Preparing for Bariatric Surgery

It was in my Facebook newsfeed one day where I came across a photo of a pair of feet standing on a scale. It read 393.6 pounds. Sometimes social media users will post such images as a public wakeup call to switch to a healthier lifestyle. For Peter Johnson of Makakilo, the wakeup call had already been made. Conversely, the photograph he publicly shared was to celebrate. He weighed under 400 pounds and was now light enough to use a bathroom scale again. Think about that. Imagine not being able to walk over to your bathroom in the morning to weigh yourself. Having to spend extra money on a bariatric scale or only weighing yourself at the doctor’s office. I eagerly congratulated my former classmate with an iconic “thumbs up.”

Johnson’s weight had crept up to 434 pounds after a knee surgery. After frustrations in finding clothes in his size, especially pants, he sat down with his doctor and explored the option of bariatric surgery. The procedure causes weight loss by restricting the amount of food the stomach can hold or by making it harder to absorb nutrients. The weight loss was a result of visits with his dietician from the Pali Momi Bariatrics Program. Visiting the specialist was just one of the preparations  the 38-year old took once enrolling in the program.

With just a few weeks to go before undergoing gastric sleeve surgery, Johnson sat down with me to catch up on old high school memories (Go Pearl City Chargers!) and to talk about preparing for the procedure and recovery process.

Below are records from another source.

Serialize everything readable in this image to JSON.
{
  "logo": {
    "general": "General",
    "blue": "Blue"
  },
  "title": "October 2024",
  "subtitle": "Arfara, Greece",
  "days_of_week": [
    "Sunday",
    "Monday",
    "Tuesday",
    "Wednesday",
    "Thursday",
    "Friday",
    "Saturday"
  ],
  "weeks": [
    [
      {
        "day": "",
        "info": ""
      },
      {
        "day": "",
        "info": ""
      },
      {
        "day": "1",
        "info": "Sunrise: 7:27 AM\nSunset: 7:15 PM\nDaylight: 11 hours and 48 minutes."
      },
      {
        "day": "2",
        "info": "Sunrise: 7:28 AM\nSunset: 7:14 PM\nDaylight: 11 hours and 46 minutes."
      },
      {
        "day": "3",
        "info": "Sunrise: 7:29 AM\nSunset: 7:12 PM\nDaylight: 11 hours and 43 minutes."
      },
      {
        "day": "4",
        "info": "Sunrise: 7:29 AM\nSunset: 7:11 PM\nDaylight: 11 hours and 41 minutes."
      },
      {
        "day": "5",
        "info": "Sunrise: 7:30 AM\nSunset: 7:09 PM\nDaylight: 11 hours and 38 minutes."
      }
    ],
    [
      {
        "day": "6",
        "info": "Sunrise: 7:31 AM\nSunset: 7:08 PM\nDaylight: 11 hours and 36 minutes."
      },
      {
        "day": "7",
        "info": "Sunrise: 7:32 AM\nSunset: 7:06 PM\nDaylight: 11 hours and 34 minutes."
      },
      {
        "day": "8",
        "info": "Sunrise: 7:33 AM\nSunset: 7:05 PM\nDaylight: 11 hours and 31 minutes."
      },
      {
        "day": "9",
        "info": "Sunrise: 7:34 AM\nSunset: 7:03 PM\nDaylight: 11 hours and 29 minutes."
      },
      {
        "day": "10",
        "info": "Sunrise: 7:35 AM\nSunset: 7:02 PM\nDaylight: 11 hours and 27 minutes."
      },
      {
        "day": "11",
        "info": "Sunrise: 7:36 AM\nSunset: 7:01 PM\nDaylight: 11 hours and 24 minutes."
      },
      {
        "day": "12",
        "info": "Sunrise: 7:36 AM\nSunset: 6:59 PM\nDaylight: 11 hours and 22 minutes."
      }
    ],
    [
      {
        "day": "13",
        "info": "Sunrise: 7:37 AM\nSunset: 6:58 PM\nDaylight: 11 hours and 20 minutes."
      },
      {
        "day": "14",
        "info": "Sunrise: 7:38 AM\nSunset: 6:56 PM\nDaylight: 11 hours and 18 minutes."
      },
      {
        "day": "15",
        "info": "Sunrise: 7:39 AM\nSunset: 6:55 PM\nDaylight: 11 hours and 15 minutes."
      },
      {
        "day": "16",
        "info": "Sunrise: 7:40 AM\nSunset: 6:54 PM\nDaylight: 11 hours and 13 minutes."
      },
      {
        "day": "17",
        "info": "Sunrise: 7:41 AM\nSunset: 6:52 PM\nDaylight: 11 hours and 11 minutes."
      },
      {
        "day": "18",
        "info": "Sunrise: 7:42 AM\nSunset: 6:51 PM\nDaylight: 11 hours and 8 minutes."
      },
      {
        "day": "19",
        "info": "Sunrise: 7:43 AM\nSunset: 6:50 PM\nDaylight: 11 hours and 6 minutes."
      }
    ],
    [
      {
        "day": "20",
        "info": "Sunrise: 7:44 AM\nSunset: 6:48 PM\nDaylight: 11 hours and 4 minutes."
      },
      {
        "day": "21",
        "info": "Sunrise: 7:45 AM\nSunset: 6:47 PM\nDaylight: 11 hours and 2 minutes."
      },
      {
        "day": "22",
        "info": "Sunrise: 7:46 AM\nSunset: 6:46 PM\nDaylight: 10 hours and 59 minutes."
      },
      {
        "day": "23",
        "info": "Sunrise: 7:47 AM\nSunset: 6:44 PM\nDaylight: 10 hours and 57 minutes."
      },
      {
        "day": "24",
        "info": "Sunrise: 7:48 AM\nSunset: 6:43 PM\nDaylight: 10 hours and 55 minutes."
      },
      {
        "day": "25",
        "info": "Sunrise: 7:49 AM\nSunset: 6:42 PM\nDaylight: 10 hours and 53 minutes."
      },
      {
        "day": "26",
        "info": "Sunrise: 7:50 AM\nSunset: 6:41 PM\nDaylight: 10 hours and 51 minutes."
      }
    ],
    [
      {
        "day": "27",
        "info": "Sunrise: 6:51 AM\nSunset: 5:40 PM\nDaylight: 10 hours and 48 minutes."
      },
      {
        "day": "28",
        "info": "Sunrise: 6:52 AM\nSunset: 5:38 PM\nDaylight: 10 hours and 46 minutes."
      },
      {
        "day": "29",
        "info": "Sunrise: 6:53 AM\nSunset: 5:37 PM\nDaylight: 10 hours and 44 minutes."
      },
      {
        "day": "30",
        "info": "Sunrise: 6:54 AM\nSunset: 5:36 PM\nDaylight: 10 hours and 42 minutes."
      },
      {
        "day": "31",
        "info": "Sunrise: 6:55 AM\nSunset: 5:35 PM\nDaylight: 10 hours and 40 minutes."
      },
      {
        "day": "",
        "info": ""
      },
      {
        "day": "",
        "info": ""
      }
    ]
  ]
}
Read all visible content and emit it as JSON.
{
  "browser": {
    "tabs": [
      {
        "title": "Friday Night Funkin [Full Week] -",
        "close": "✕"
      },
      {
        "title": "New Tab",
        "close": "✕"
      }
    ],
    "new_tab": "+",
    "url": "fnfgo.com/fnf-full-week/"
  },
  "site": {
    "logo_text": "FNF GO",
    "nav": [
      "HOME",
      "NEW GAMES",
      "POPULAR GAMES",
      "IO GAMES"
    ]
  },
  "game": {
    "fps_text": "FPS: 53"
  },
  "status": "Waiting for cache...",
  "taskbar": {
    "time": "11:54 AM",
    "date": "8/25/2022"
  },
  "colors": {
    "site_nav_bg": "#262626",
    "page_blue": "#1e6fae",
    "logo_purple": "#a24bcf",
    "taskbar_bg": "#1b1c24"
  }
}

Since his original Facebook post in March 2015, Johnson has continued to see lower numbers on his scale, currently weighing in at 381 pounds. He has included physical activity into his health regimen, regularly doing strength training and cardio exercises at his local gym.

If a person didn’t know any better, it would be easy to ask, “Hey, if you’ve made this much progress with healthy eating and exercise, why not continue on this path and skip the surgery altogether?” Johnson explained that there’s more to the process. As part of the program checklist, he tested positive for sleep apnea which qualifies him for the bariatric procedure. It’s a common disorder in which you have one or more pauses in breathing or shallow breaths while sleeping. If untreated, it can increase the risk of high blood pressure, heart attack, stroke, obesity and diabetes. He also pointed out the surgery is not “an easy way out.” The effects of the procedure create a lifestyle change – for the most part, eating smaller portions.

A week before the surgery, Johnson will be going on a meal replacement diet, consisting of two shakes and one sensible meal. In recovery, he will be eating pureed meals or as Johnson described “basically baby food.” As he works his way up to solid foods, he will also be getting used to the lifelong habit of taking multivitamins which is required since some vitamins and minerals will be left out from such small meals.

The majority of the weight loss is expected to happen within the first six months after the surgery and the remainder will hopefully take place within the following year. After the year and a half window, Johnson has been told that his body will adapt to the resized stomach and it may become more difficult to lose weight. His target post procedure weight is 260 pounds.

Celebrity DJ/Entertainer Kutmaster Spaz  underwent gastric bypass surgery in 2009 and lost 137 pounds. I asked if he had any advice for Johnson:

Having gone through gastric bypass surgery myself, I know how scary and on edge you may feel. But please know it is one of the best decisions I have ever made. Your family will thank you for making this health-changing decision. I am able to do things I thought I could never do again like putting on my own shoes, running up a flight of stairs and stand up for more than an hour without having back or joint pain. Take it day by day, follow your meal plan and take your vitamins, and you will do amazing!

When asked about what he looks forward to doing after the surgery, Johnson simply replied, “flying coach.” He explained that he normally has to purchase two seats when flying.

If you would like to know more about bariatric surgery, visit the National Institute of Diabetes and Digestive and Kidney Diseases online. Also speak to your physician and health plan provider.